== Work task ==
Write out all the entries below without any change.

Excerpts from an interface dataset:
▽
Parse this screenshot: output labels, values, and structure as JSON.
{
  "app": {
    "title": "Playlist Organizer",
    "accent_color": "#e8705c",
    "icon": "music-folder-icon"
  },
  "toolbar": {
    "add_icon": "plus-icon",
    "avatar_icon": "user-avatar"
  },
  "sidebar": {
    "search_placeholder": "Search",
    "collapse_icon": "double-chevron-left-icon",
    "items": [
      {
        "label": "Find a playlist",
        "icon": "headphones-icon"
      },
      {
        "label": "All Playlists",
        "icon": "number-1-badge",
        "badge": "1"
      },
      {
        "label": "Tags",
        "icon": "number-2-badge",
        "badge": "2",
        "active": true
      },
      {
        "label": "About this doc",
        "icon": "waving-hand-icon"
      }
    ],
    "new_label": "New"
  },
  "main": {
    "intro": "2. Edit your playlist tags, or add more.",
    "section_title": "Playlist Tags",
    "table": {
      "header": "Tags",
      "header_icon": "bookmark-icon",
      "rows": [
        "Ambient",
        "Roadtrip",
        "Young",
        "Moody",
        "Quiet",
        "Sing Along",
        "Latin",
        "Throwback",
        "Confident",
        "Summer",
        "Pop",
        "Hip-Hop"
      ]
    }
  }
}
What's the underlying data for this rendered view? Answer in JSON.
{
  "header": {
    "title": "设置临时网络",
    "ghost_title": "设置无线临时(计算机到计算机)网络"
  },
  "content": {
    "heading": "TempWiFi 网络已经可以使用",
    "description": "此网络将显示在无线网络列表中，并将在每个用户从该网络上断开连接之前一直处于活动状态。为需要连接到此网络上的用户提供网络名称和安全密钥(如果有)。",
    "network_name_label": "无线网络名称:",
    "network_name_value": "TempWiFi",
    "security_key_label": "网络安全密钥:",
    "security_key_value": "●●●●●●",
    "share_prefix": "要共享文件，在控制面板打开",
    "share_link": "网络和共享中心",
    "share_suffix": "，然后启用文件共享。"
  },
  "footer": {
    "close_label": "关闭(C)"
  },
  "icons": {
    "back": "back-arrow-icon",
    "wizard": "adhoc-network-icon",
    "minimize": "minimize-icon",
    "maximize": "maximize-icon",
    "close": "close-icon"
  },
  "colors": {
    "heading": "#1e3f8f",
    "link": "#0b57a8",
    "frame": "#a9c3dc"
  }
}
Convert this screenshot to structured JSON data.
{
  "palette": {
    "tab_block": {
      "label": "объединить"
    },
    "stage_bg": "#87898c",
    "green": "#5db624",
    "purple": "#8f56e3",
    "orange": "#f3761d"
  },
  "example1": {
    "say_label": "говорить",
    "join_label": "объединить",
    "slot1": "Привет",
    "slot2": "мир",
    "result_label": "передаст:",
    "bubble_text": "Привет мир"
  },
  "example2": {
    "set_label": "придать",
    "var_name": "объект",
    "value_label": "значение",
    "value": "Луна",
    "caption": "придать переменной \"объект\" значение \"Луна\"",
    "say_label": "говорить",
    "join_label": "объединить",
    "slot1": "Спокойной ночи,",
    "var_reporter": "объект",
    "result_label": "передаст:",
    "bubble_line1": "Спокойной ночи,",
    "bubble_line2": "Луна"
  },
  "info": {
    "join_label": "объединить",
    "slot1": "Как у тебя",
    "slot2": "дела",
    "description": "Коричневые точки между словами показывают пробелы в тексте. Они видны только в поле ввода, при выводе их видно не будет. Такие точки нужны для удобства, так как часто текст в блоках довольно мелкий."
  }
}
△
== Exercise solution ==
Parse this screenshot: output labels, values, and structure as JSON.
{
  "app": {
    "title": "Playlist Organizer",
    "accent_color": "#e8705c",
    "icon": "music-folder-icon"
  },
  "toolbar": {
    "add_icon": "plus-icon",
    "avatar_icon": "user-avatar"
  },
  "sidebar": {
    "search_placeholder": "Search",
    "collapse_icon": "double-chevron-left-icon",
    "items": [
      {
        "label": "Find a playlist",
        "icon": "headphones-icon"
      },
      {
        "label": "All Playlists",
        "icon": "number-1-badge",
        "badge": "1"
      },
      {
        "label": "Tags",
        "icon": "number-2-badge",
        "badge": "2",
        "active": true
      },
      {
        "label": "About this doc",
        "icon": "waving-hand-icon"
      }
    ],
    "new_label": "New"
  },
  "main": {
    "intro": "2. Edit your playlist tags, or add more.",
    "section_title": "Playlist Tags",
    "table": {
      "header": "Tags",
      "header_icon": "bookmark-icon",
      "rows": [
        "Ambient",
        "Roadtrip",
        "Young",
        "Moody",
        "Quiet",
        "Sing Along",
        "Latin",
        "Throwback",
        "Confident",
        "Summer",
        "Pop",
        "Hip-Hop"
      ]
    }
  }
}
What's the underlying data for this rendered view? Answer in JSON.
{
  "header": {
    "title": "设置临时网络",
    "ghost_title": "设置无线临时(计算机到计算机)网络"
  },
  "content": {
    "heading": "TempWiFi 网络已经可以使用",
    "description": "此网络将显示在无线网络列表中，并将在每个用户从该网络上断开连接之前一直处于活动状态。为需要连接到此网络上的用户提供网络名称和安全密钥(如果有)。",
    "network_name_label": "无线网络名称:",
    "network_name_value": "TempWiFi",
    "security_key_label": "网络安全密钥:",
    "security_key_value": "●●●●●●",
    "share_prefix": "要共享文件，在控制面板打开",
    "share_link": "网络和共享中心",
    "share_suffix": "，然后启用文件共享。"
  },
  "footer": {
    "close_label": "关闭(C)"
  },
  "icons": {
    "back": "back-arrow-icon",
    "wizard": "adhoc-network-icon",
    "minimize": "minimize-icon",
    "maximize": "maximize-icon",
    "close": "close-icon"
  },
  "colors": {
    "heading": "#1e3f8f",
    "link": "#0b57a8",
    "frame": "#a9c3dc"
  }
}
Convert this screenshot to structured JSON data.
{
  "palette": {
    "tab_block": {
      "label": "объединить"
    },
    "stage_bg": "#87898c",
    "green": "#5db624",
    "purple": "#8f56e3",
    "orange": "#f3761d"
  },
  "example1": {
    "say_label": "говорить",
    "join_label": "объединить",
    "slot1": "Привет",
    "slot2": "мир",
    "result_label": "передаст:",
    "bubble_text": "Привет мир"
  },
  "example2": {
    "set_label": "придать",
    "var_name": "объект",
    "value_label": "значение",
    "value": "Луна",
    "caption": "придать переменной \"объект\" значение \"Луна\"",
    "say_label": "говорить",
    "join_label": "объединить",
    "slot1": "Спокойной ночи,",
    "var_reporter": "объект",
    "result_label": "передаст:",
    "bubble_line1": "Спокойной ночи,",
    "bubble_line2": "Луна"
  },
  "info": {
    "join_label": "объединить",
    "slot1": "Как у тебя",
    "slot2": "дела",
    "description": "Коричневые точки между словами показывают пробелы в тексте. Они видны только в поле ввода, при выводе их видно не будет. Такие точки нужны для удобства, так как часто текст в блоках довольно мелкий."
  }
}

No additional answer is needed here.